## Aim of the exercise
For the entries that follow, tally the lines holding the string "content". Give the total and nothing else.

## App and web page records
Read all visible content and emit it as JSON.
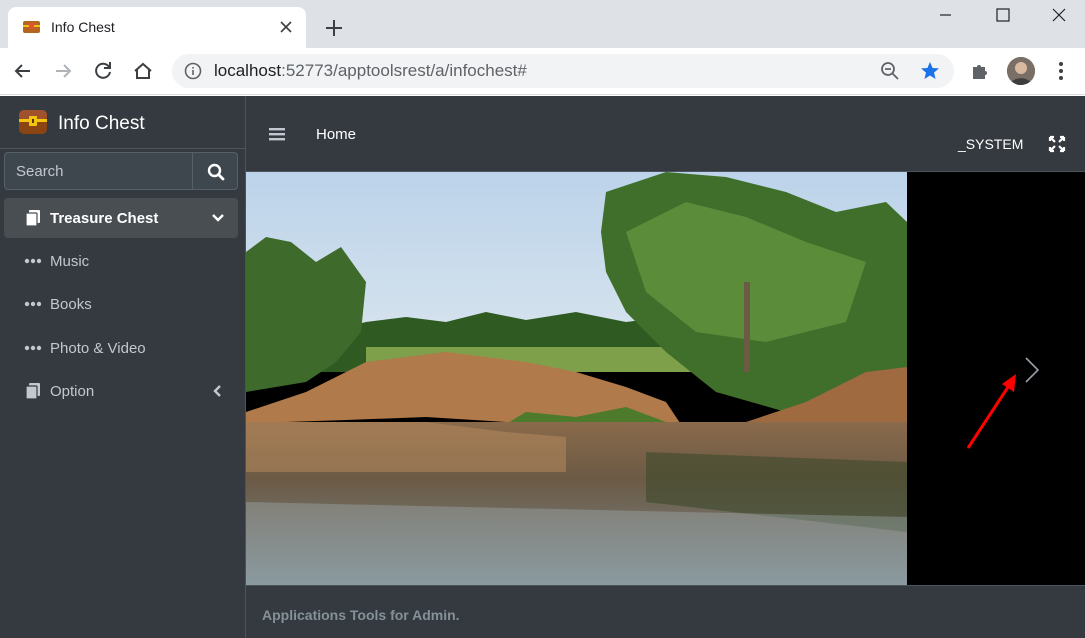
{
  "browser": {
    "tab_title": "Info Chest",
    "url_host": "localhost",
    "url_rest": ":52773/apptoolsrest/a/infochest#",
    "icons": [
      "favicon-chest-icon",
      "close-icon",
      "plus-icon",
      "back-icon",
      "forward-icon",
      "reload-icon",
      "home-icon",
      "info-icon",
      "zoom-icon",
      "star-icon",
      "extensions-icon",
      "menu-icon"
    ],
    "accent": "#1a73e8"
  },
  "sidebar": {
    "brand": "Info Chest",
    "search_placeholder": "Search",
    "items": [
      {
        "label": "Treasure Chest",
        "icon": "copy-icon",
        "active": true,
        "caret": "chevron-down-icon"
      },
      {
        "label": "Music",
        "icon": "ellipsis-icon"
      },
      {
        "label": "Books",
        "icon": "ellipsis-icon"
      },
      {
        "label": "Photo & Video",
        "icon": "ellipsis-icon"
      },
      {
        "label": "Option",
        "icon": "copy-icon",
        "caret": "chevron-left-icon"
      }
    ],
    "bg_color": "#343a40",
    "active_color": "#494e53"
  },
  "topnav": {
    "home": "Home",
    "user": "_SYSTEM"
  },
  "content": {
    "image": "river-landscape-photo",
    "nav_next": "chevron-right-icon",
    "annotation_color": "#ff0000"
  },
  "footer": {
    "text": "Applications Tools for Admin."
  }
}
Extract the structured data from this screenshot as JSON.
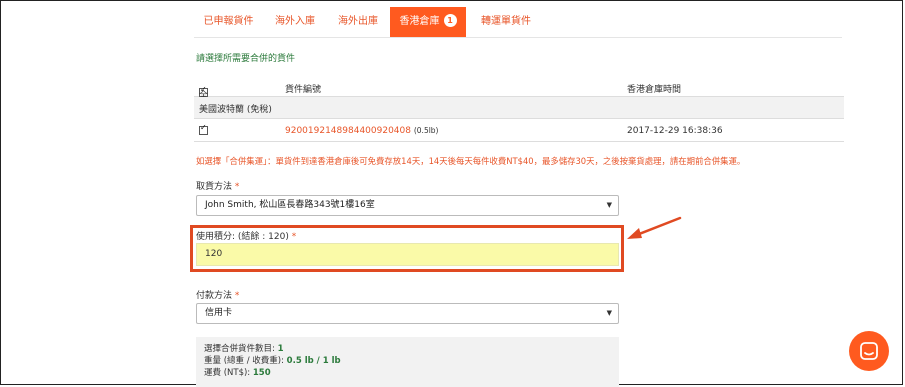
{
  "tabs": [
    {
      "label": "已申報貨件"
    },
    {
      "label": "海外入庫"
    },
    {
      "label": "海外出庫"
    },
    {
      "label": "香港倉庫",
      "badge": "1"
    },
    {
      "label": "轉運單貨件"
    }
  ],
  "section_title": "請選擇所需要合併的貨件",
  "table": {
    "select_all": "全選",
    "col_tracking": "貨件編號",
    "col_time": "香港倉庫時間",
    "group": "美國波特蘭 (免稅)",
    "rows": [
      {
        "tracking": "9200192148984400920408",
        "weight": "(0.5lb)",
        "time": "2017-12-29 16:38:36"
      }
    ]
  },
  "notice": "如選擇「合併集運」：單貨件到達香港倉庫後可免費存放14天，14天後每天每件收費NT$40，最多儲存30天，之後按棄貨處理，請在期前合併集運。",
  "pickup": {
    "label": "取貨方法",
    "required": "*",
    "value": "John Smith, 松山區長春路343號1樓16室"
  },
  "points": {
    "label": "使用積分: (結餘 : 120)",
    "required": "*",
    "value": "120"
  },
  "payment": {
    "label": "付款方法",
    "required": "*",
    "value": "信用卡"
  },
  "summary": {
    "count_label": "選擇合併貨件數目: ",
    "count_value": "1",
    "weight_label": "重量 (總重 / 收費重): ",
    "weight_value": "0.5 lb / 1 lb",
    "fee_label": "運費 (NT$): ",
    "fee_value": "150"
  },
  "colors": {
    "accent": "#ff5a1f",
    "highlight_border": "#e04a22",
    "green": "#2b7a3b",
    "input_bg": "#fafaa8"
  }
}
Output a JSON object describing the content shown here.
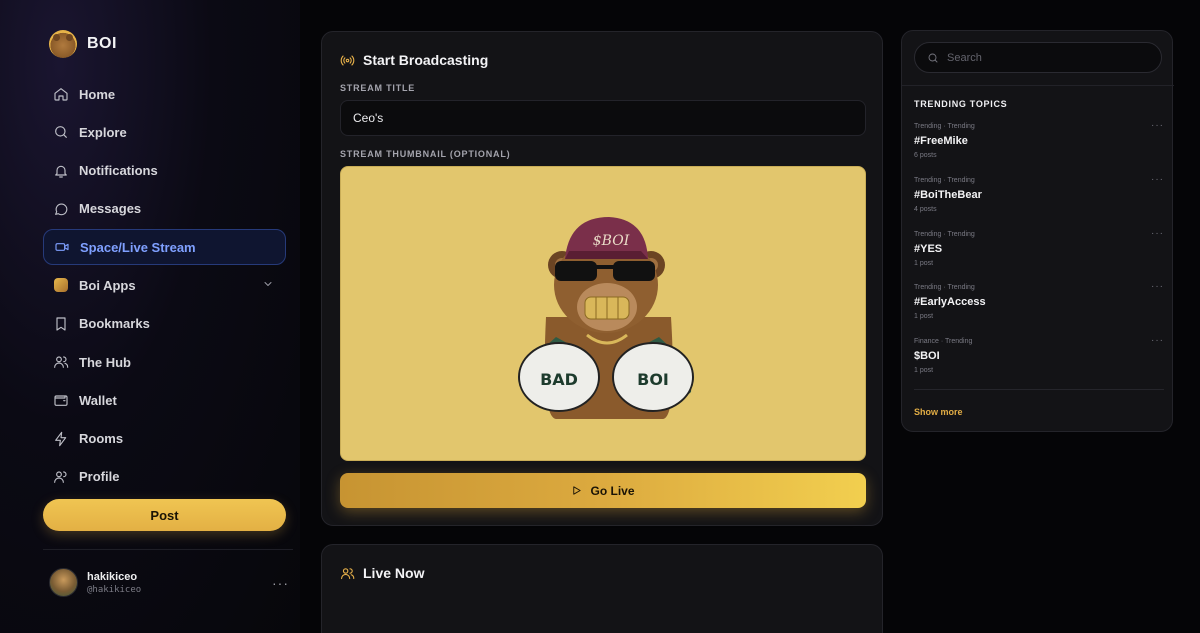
{
  "brand": {
    "name": "BOI"
  },
  "nav": {
    "items": [
      {
        "label": "Home",
        "icon": "home-icon"
      },
      {
        "label": "Explore",
        "icon": "search-icon"
      },
      {
        "label": "Notifications",
        "icon": "bell-icon"
      },
      {
        "label": "Messages",
        "icon": "message-icon"
      },
      {
        "label": "Space/Live Stream",
        "icon": "video-icon",
        "active": true
      },
      {
        "label": "Boi Apps",
        "icon": "apps-icon"
      },
      {
        "label": "Bookmarks",
        "icon": "bookmark-icon"
      },
      {
        "label": "The Hub",
        "icon": "users-icon"
      },
      {
        "label": "Wallet",
        "icon": "wallet-icon"
      },
      {
        "label": "Rooms",
        "icon": "lightning-icon"
      },
      {
        "label": "Profile",
        "icon": "profile-icon"
      }
    ],
    "post_label": "Post"
  },
  "user": {
    "name": "hakikiceo",
    "handle": "@hakikiceo",
    "more": "···"
  },
  "broadcast": {
    "title": "Start Broadcasting",
    "stream_title_label": "STREAM TITLE",
    "stream_title_value": "Ceo's",
    "thumbnail_label": "STREAM THUMBNAIL (OPTIONAL)",
    "thumbnail_text": {
      "cap": "$BOI",
      "left_glove": "BAD",
      "right_glove": "BOI"
    },
    "go_live_label": "Go Live"
  },
  "live_now": {
    "title": "Live Now"
  },
  "rail": {
    "search_placeholder": "Search",
    "heading": "TRENDING TOPICS",
    "trends": [
      {
        "meta": "Trending · Trending",
        "tag": "#FreeMike",
        "count": "6 posts"
      },
      {
        "meta": "Trending · Trending",
        "tag": "#BoiTheBear",
        "count": "4 posts"
      },
      {
        "meta": "Trending · Trending",
        "tag": "#YES",
        "count": "1 post"
      },
      {
        "meta": "Trending · Trending",
        "tag": "#EarlyAccess",
        "count": "1 post"
      },
      {
        "meta": "Finance · Trending",
        "tag": "$BOI",
        "count": "1 post"
      }
    ],
    "trend_more": "···",
    "show_more": "Show more"
  },
  "colors": {
    "accent": "#e6b04a",
    "active_nav": "#7fa0ff",
    "thumbnail_bg": "#e2c66d"
  }
}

## Response for this exercise
3